Data records:
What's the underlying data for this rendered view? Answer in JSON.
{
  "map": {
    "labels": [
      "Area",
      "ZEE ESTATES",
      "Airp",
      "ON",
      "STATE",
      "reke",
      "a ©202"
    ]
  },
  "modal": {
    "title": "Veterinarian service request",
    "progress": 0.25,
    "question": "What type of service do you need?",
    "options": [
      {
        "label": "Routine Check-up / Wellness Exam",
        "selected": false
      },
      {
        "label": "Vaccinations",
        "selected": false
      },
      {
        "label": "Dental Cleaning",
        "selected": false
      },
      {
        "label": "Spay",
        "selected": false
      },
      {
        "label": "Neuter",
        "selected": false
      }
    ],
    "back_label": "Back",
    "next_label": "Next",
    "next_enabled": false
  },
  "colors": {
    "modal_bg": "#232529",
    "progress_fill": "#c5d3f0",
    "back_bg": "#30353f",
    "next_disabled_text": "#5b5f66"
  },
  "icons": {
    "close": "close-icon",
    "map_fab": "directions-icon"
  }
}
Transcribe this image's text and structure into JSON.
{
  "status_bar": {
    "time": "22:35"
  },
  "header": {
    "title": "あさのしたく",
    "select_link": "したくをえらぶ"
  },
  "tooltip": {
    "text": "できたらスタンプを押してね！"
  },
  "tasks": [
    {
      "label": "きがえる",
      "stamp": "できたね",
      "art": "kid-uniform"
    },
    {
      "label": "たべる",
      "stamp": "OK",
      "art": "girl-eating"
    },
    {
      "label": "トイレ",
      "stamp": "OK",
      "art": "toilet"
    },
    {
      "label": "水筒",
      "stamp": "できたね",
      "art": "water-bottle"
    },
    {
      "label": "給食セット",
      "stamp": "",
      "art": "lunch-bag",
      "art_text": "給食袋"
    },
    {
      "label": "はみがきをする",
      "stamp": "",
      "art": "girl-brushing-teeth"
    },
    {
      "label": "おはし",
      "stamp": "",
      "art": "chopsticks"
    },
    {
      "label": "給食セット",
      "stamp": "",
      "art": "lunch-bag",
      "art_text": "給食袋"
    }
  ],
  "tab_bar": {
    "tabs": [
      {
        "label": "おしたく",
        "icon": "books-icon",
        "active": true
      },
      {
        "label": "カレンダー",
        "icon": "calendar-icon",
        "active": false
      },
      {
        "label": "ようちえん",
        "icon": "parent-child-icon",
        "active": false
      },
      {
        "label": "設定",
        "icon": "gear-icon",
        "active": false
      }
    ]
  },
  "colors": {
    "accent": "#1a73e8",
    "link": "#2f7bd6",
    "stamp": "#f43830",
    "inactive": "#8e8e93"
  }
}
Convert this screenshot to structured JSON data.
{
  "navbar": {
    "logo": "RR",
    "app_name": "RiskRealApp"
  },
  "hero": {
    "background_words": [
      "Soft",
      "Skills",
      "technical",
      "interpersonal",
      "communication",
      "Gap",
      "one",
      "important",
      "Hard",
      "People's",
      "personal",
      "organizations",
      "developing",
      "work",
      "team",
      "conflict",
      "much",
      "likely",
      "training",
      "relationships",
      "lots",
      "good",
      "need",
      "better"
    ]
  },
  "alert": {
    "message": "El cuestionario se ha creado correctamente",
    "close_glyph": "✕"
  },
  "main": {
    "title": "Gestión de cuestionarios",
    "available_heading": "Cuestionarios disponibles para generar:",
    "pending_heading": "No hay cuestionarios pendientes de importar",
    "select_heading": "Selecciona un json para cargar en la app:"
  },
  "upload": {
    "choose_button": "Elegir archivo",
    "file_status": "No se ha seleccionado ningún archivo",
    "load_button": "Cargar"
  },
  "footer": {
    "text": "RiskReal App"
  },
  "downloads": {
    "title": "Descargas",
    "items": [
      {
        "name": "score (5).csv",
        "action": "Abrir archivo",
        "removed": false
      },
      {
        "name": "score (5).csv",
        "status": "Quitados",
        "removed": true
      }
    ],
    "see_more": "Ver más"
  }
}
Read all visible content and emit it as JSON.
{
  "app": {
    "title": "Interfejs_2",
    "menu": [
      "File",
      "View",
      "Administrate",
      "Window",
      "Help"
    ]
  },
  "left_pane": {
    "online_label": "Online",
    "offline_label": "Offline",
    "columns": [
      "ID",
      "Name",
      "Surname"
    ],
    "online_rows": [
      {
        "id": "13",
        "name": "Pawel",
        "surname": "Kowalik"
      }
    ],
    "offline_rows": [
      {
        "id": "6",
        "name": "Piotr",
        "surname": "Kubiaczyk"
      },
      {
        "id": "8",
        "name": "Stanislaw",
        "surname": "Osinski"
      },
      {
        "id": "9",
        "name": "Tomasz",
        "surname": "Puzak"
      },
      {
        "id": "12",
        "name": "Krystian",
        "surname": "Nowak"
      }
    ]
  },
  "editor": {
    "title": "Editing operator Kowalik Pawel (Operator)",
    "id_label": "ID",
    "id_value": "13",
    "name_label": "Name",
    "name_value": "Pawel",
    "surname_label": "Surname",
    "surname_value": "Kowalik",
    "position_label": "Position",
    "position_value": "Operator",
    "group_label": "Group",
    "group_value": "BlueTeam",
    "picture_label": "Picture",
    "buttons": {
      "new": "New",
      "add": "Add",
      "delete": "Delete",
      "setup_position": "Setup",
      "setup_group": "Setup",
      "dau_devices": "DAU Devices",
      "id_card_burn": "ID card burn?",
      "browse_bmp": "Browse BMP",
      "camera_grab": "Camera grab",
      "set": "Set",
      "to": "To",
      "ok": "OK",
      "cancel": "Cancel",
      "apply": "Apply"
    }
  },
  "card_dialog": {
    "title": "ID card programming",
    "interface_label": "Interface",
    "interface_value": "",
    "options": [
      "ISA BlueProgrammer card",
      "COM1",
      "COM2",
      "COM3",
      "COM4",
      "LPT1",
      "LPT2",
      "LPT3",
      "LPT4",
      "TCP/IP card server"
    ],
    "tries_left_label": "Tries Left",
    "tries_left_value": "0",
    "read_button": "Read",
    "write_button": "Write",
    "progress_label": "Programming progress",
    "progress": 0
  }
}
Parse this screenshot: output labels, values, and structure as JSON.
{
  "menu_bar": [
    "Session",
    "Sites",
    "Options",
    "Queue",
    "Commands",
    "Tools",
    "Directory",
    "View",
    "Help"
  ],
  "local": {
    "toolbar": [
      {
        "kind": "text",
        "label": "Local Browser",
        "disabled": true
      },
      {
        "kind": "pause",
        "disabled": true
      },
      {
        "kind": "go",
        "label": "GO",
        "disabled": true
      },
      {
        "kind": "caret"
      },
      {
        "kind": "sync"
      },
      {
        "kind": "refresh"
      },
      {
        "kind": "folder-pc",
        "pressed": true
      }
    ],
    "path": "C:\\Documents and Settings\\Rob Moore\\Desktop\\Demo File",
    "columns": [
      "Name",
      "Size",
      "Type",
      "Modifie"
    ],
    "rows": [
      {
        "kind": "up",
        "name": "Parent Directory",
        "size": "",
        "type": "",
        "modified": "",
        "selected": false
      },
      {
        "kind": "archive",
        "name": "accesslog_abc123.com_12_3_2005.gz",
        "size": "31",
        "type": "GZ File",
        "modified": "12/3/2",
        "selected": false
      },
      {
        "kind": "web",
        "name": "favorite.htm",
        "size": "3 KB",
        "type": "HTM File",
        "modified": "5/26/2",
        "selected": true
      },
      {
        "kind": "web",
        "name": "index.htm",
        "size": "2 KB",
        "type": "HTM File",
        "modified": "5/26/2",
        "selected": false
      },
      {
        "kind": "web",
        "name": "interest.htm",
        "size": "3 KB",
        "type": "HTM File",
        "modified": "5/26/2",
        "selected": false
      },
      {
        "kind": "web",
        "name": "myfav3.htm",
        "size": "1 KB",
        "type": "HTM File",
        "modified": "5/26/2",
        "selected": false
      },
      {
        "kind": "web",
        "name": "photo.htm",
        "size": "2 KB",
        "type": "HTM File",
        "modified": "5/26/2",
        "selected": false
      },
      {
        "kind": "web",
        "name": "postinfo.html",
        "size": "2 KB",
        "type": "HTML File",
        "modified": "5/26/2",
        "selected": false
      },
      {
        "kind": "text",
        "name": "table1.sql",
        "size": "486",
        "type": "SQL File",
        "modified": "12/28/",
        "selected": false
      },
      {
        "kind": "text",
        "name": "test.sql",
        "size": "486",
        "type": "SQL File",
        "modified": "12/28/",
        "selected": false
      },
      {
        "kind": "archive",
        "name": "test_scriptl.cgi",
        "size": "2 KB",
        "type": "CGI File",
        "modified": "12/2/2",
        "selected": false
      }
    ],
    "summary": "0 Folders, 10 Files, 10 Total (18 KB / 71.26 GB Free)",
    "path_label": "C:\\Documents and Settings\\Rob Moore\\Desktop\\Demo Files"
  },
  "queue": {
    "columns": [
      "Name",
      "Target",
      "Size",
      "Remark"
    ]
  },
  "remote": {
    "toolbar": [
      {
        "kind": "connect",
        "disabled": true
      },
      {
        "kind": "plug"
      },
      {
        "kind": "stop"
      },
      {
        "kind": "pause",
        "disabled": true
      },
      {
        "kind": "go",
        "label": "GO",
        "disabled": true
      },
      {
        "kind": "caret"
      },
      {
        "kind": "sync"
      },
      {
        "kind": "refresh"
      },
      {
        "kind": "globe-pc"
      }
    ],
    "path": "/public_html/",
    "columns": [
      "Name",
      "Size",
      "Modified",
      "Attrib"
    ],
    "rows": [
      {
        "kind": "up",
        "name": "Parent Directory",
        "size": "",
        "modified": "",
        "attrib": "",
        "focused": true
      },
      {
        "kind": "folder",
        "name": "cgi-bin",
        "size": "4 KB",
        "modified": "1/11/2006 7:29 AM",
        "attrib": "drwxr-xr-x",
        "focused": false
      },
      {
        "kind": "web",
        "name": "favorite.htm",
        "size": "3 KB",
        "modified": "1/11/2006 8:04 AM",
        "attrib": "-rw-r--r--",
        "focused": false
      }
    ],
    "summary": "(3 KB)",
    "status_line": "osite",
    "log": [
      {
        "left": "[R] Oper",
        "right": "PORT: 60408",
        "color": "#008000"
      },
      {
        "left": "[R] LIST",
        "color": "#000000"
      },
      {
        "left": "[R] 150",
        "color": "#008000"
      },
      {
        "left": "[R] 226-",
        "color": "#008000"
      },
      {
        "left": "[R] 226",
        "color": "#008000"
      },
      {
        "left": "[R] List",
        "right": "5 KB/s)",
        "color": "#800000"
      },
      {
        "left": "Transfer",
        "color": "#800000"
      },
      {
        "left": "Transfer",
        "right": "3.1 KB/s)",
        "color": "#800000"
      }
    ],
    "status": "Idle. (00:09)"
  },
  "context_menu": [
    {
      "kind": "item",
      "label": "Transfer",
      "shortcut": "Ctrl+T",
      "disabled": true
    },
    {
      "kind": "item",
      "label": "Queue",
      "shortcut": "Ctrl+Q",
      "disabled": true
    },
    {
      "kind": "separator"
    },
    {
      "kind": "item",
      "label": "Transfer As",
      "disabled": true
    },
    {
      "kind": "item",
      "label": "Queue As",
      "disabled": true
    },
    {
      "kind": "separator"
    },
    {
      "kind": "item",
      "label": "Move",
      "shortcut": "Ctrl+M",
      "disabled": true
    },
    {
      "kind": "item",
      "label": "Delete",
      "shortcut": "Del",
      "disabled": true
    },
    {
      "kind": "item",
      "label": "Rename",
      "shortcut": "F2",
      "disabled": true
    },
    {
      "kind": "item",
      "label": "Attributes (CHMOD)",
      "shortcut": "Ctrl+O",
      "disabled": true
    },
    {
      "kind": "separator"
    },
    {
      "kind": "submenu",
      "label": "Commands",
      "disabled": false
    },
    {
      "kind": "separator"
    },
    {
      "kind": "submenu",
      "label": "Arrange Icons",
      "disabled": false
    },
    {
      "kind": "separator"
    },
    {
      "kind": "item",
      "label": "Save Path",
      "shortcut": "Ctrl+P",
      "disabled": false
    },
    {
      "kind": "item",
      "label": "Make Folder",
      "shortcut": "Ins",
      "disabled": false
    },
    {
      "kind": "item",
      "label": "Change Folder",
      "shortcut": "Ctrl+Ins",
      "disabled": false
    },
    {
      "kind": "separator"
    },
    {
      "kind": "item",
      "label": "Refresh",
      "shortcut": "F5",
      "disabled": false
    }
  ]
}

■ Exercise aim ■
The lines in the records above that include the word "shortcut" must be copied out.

■ Written response ■
      "shortcut": "Ctrl+T",
      "shortcut": "Ctrl+Q",
      "shortcut": "Ctrl+M",
      "shortcut": "Del",
      "shortcut": "F2",
      "shortcut": "Ctrl+O",
      "shortcut": "Ctrl+P",
      "shortcut": "Ins",
      "shortcut": "Ctrl+Ins",
      "shortcut": "F5",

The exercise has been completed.